You Are Only Ever Seeing The Top 10% Of Someone’s Workload
Ok, so you’re motoring along fine, working five hours a day and walking your tiny dog, and then you’re hit by a bad case of Someone I Perceive To Be Less Talented Than Me Has Something I Want.
Maybe it’s a big feature in a big magazine, or a… I don’t know, whatever it is other people who aren’t writers want. You spiral, and wonder why you’re not doing that kind of work.
The truth is that they barely get to do this kind of work, or they have to work extremely hard to access it. They probably spend a huge amount of their time doing excruciatingly dull pay-the-bills work. I myself spent most of the summer of 2018 copywriting for a CBD brand and writing tweets for a holiday company. But if you looked on my social media, it looks like all I did was promote my debut novel at music festivals. I mean, I did do that! But it was like… three days of my summer. The rest was CBD and bad tweets.
The lesson here is that almost everyone you see who is doing cool stuff is also doing extremely boring stuff to pay the bills.
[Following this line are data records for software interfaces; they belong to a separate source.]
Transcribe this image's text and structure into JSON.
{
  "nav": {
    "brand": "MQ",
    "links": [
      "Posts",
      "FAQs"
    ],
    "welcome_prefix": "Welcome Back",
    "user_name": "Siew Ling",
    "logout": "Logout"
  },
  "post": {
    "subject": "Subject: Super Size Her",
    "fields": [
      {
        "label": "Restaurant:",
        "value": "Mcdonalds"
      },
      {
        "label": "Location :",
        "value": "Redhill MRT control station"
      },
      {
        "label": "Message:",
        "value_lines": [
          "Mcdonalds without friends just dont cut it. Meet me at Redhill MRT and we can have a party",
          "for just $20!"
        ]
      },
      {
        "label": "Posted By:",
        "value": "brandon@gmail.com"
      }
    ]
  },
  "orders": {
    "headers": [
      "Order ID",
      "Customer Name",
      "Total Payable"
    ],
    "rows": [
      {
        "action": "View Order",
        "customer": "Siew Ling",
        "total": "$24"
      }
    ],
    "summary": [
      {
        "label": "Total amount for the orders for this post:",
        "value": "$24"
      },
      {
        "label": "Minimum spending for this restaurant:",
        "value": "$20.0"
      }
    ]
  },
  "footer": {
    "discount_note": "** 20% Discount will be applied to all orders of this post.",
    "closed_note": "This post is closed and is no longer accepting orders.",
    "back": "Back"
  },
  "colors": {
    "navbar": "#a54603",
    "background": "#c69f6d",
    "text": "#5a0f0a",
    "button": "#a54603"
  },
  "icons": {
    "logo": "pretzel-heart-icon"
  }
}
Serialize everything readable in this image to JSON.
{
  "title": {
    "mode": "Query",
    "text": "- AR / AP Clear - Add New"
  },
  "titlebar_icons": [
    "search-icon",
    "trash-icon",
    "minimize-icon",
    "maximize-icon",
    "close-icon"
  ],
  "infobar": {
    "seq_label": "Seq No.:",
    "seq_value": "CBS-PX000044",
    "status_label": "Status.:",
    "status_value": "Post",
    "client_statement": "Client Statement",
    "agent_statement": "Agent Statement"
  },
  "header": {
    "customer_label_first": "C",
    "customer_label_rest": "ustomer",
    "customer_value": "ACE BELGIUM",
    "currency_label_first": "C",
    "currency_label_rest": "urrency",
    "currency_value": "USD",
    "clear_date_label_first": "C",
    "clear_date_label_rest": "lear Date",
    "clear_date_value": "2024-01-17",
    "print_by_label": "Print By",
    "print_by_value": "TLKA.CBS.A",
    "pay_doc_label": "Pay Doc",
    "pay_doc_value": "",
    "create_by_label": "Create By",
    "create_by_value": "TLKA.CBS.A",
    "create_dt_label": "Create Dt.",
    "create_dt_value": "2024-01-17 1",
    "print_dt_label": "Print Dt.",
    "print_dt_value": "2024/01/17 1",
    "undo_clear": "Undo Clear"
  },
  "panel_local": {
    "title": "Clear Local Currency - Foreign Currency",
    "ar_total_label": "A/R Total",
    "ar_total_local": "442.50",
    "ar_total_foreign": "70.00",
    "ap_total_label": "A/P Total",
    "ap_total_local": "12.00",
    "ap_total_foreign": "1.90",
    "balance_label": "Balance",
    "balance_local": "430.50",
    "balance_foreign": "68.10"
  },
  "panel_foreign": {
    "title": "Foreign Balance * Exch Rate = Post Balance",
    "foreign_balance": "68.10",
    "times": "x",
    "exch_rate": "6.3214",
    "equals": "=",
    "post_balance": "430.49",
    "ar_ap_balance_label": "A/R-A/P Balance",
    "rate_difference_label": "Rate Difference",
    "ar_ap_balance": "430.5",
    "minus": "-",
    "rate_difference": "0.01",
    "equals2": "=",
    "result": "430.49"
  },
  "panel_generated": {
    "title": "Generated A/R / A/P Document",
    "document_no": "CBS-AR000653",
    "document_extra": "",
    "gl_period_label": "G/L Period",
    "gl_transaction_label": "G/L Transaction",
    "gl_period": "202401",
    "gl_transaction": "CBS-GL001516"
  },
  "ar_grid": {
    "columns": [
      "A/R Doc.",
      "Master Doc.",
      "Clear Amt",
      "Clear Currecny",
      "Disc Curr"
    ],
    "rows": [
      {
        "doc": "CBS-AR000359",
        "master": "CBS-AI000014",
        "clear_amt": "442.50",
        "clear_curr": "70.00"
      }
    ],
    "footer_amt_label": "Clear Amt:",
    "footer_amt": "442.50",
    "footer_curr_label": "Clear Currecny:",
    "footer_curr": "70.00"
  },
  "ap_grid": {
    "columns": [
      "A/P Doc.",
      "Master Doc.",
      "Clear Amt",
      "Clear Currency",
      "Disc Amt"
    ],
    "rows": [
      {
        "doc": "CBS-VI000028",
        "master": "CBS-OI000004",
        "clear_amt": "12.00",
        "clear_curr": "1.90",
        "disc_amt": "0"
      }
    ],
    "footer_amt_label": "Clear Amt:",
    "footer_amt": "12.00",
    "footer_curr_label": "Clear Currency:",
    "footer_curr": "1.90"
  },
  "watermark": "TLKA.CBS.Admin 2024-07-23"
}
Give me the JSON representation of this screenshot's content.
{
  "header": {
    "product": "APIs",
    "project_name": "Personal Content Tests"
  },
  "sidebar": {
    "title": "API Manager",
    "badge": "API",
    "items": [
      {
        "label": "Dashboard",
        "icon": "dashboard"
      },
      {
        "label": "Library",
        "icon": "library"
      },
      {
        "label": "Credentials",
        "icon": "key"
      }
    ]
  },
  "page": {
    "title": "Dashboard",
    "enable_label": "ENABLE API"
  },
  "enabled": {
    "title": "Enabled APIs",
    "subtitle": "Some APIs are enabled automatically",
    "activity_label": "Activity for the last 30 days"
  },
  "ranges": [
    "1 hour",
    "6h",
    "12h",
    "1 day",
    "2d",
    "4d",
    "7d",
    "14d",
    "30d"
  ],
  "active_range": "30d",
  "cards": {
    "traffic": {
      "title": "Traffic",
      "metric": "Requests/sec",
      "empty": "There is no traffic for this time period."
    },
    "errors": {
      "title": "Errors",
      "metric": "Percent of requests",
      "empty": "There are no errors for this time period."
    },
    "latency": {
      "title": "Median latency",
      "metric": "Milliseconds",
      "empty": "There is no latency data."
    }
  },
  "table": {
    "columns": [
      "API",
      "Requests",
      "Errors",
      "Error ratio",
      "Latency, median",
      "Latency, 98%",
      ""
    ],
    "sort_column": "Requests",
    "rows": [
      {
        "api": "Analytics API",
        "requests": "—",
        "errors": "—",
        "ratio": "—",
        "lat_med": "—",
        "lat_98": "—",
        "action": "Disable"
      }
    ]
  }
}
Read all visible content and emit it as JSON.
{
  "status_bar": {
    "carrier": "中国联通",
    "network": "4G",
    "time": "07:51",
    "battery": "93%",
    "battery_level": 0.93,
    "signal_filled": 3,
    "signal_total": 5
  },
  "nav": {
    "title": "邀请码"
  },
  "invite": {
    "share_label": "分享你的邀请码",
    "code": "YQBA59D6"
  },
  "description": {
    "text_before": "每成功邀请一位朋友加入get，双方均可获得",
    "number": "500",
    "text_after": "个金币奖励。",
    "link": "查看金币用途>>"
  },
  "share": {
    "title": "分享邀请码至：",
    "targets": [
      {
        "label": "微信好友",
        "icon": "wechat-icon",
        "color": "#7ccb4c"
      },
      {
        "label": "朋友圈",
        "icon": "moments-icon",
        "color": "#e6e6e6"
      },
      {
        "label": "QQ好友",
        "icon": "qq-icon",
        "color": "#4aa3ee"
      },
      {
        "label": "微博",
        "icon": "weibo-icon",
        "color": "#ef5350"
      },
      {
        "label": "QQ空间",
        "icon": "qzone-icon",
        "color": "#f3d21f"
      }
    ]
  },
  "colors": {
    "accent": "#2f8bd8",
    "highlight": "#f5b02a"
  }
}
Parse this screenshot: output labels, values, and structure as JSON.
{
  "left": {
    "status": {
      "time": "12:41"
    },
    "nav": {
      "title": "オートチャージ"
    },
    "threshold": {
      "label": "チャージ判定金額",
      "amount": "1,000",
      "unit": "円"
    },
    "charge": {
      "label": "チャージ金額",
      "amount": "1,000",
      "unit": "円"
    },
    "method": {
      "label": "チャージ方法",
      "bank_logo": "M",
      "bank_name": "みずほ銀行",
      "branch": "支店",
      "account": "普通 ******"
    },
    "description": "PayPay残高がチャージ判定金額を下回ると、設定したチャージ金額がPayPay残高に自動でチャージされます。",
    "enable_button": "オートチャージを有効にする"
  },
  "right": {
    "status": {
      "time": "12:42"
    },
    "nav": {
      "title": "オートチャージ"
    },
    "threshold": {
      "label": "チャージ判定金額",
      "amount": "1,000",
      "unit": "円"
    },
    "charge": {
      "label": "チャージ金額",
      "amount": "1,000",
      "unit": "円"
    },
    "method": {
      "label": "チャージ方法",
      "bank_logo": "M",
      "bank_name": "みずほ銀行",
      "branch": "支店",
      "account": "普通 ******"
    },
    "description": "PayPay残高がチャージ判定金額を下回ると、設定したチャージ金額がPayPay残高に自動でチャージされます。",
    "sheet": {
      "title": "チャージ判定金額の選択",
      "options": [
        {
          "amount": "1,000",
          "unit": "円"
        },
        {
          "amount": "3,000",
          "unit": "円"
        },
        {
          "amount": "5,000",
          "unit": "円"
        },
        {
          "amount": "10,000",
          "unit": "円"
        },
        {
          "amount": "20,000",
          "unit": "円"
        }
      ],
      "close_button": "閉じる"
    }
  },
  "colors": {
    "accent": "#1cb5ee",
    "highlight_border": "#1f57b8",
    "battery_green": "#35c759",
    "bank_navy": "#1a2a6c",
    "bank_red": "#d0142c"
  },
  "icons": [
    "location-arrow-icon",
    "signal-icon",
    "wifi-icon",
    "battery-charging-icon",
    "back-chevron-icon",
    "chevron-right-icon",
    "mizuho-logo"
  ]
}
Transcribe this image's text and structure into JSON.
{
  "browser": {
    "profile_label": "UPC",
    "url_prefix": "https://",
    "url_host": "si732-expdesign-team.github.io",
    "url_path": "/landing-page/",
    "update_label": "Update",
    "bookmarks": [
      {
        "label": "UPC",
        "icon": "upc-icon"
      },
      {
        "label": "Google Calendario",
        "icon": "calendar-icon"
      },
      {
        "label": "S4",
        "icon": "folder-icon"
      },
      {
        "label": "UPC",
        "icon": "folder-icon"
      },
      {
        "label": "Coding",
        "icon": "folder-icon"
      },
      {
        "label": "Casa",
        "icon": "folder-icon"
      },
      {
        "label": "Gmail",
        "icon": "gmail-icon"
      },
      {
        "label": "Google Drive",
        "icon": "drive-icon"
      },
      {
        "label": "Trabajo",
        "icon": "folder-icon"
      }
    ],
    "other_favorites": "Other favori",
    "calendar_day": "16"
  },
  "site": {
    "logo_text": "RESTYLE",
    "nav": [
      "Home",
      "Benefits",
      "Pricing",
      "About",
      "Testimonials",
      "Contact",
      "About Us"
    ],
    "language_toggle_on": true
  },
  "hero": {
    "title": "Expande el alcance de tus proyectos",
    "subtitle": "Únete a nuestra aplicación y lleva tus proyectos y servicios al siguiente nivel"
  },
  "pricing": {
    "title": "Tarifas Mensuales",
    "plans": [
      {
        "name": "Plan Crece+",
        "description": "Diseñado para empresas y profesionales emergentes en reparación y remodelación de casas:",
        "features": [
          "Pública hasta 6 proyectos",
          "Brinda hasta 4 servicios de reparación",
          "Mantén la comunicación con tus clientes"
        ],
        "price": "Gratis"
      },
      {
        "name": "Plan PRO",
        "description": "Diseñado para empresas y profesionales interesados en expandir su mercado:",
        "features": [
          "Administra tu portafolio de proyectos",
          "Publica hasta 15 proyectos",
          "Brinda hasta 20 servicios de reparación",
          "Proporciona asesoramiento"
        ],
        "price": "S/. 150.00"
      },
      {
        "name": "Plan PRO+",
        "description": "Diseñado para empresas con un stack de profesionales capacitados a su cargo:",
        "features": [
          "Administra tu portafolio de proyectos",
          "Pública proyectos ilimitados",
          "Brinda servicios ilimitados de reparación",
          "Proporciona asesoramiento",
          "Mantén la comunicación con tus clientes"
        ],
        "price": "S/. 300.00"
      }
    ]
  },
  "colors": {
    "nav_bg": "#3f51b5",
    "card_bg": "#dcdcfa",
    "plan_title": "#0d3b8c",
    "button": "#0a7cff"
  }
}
Or, they have inherited wealth. The former don’t talk about it because it’s dull, the latter don’t talk about it because everyone hates them, and they know it.
Have A Set Time for Emails
I work better in the morning so I try to keep my emails to the afternoon. This stops you from flitting between tasks and it also stops you from falling into the trap of answering the nice emails immediately and the shit emails…. never. All the emails get done between two and three pm, regardless of what kind of emails they are.
Don’t Ever Rely On One Source For Your Money, Or Your Self-Esteem
Lastly, follow Pretty Woman’s advice: don’t fall in love, don’t kiss on the mouth. You might land a dreamy situation with an amazing client who values you and pays you on time. Maybe they invite you in for expensive lunches and tell you that “next year is going to be big for us… and we see you as a big part of that”. That company can still get their funding pulled. I should know – it happened to me twice in 2019 alone.
Diversify your income as much as you can, even if it’s with shitty little bitty jobs where the pay is so low you can’t even be bothered to invoice. Equally, diversify your self-esteem as much as you can. Don’t think you’re a big shot now because you have a column in a national newspaper. Don’t permit yourself to feel joy only when an article goes viral. This is a dangerous psychological reward system to get yourself into and you will start to emotionally self-harm when things don’t go the way you want.
Again, this is where getting a dog has been helpful. My dog likes me the same amount every day. On the days I achieve nothing, I have to pick up her shit with a plastic bag. On the days I’ve been in The Bookseller, I still have to pick up her shit with a plastic bag. There’s an equilibrium to that.
My name is Caroline and if you want to hire me you can do so here.